▸ Your instructions
Using the records below, filter out every line that lacks "icon" and copy the rest.

──────────

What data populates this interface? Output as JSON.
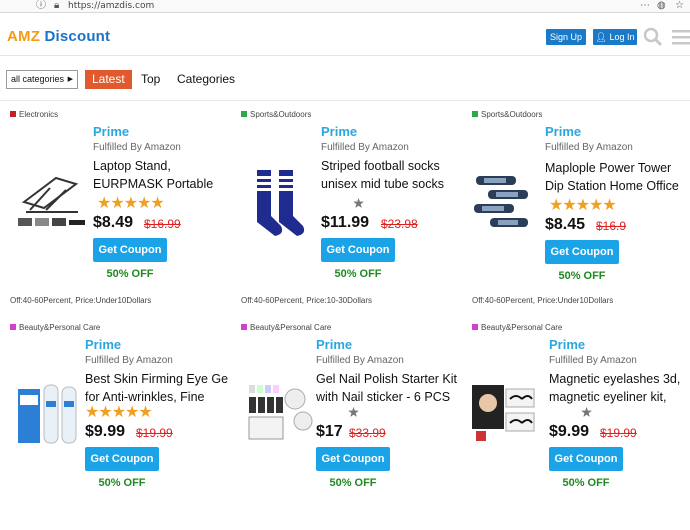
{
  "browser": {
    "url": "https://amzdis.com"
  },
  "header": {
    "logo_part1": "AMZ",
    "logo_part2": "Discount",
    "signup_label": "Sign Up",
    "login_label": "Log In"
  },
  "nav": {
    "category_select": "all categories",
    "tabs": [
      "Latest",
      "Top",
      "Categories"
    ]
  },
  "colors": {
    "accent": "#e05a2e",
    "brand": "#1a7ac8",
    "prime": "#2aa7df",
    "coupon": "#1ba3e8",
    "off_text": "#1f8a1f",
    "old_price": "#e02020"
  },
  "products": [
    {
      "category": "Electronics",
      "cat_color": "#c0202a",
      "prime": "Prime",
      "fulfilled": "Fulfilled By Amazon",
      "title_line1": "Laptop Stand,",
      "title_line2": "EURPMASK Portable",
      "rating": 5,
      "price": "$8.49",
      "old_price": "$16.99",
      "coupon": "Get Coupon",
      "discount": "50% OFF",
      "tags": "Off:40-60Percent, Price:Under10Dollars",
      "icon": "laptop-stand-image"
    },
    {
      "category": "Sports&Outdoors",
      "cat_color": "#2aa84a",
      "prime": "Prime",
      "fulfilled": "Fulfilled By Amazon",
      "title_line1": "Striped football socks",
      "title_line2": "unisex mid tube socks",
      "rating": 0,
      "price": "$11.99",
      "old_price": "$23.98",
      "coupon": "Get Coupon",
      "discount": "50% OFF",
      "tags": "Off:40-60Percent, Price:10-30Dollars",
      "icon": "socks-image"
    },
    {
      "category": "Sports&Outdoors",
      "cat_color": "#2aa84a",
      "prime": "Prime",
      "fulfilled": "Fulfilled By Amazon",
      "title_line1": "Maplople Power Tower",
      "title_line2": "Dip Station Home Office",
      "rating": 4.5,
      "price": "$8.45",
      "old_price": "$16.9",
      "coupon": "Get Coupon",
      "discount": "50% OFF",
      "tags": "Off:40-60Percent, Price:Under10Dollars",
      "icon": "pushup-bars-image"
    },
    {
      "category": "Beauty&Personal Care",
      "cat_color": "#d040c8",
      "prime": "Prime",
      "fulfilled": "Fulfilled By Amazon",
      "title_line1": "Best Skin Firming Eye Gel",
      "title_line2": "for Anti-wrinkles, Fine",
      "rating": 5,
      "price": "$9.99",
      "old_price": "$19.99",
      "coupon": "Get Coupon",
      "discount": "50% OFF",
      "icon": "eye-gel-image"
    },
    {
      "category": "Beauty&Personal Care",
      "cat_color": "#d040c8",
      "prime": "Prime",
      "fulfilled": "Fulfilled By Amazon",
      "title_line1": "Gel Nail Polish Starter Kit",
      "title_line2": "with Nail sticker - 6 PCS",
      "rating": 0,
      "price": "$17",
      "old_price": "$33.99",
      "coupon": "Get Coupon",
      "discount": "50% OFF",
      "icon": "nail-polish-image"
    },
    {
      "category": "Beauty&Personal Care",
      "cat_color": "#d040c8",
      "prime": "Prime",
      "fulfilled": "Fulfilled By Amazon",
      "title_line1": "Magnetic eyelashes 3d,",
      "title_line2": "magnetic eyeliner kit,",
      "rating": 0,
      "price": "$9.99",
      "old_price": "$19.99",
      "coupon": "Get Coupon",
      "discount": "50% OFF",
      "icon": "eyelashes-image"
    }
  ]
}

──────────

▸ Written response
      "icon": "laptop-stand-image"
      "icon": "socks-image"
      "icon": "pushup-bars-image"
      "icon": "eye-gel-image"
      "icon": "nail-polish-image"
      "icon": "eyelashes-image"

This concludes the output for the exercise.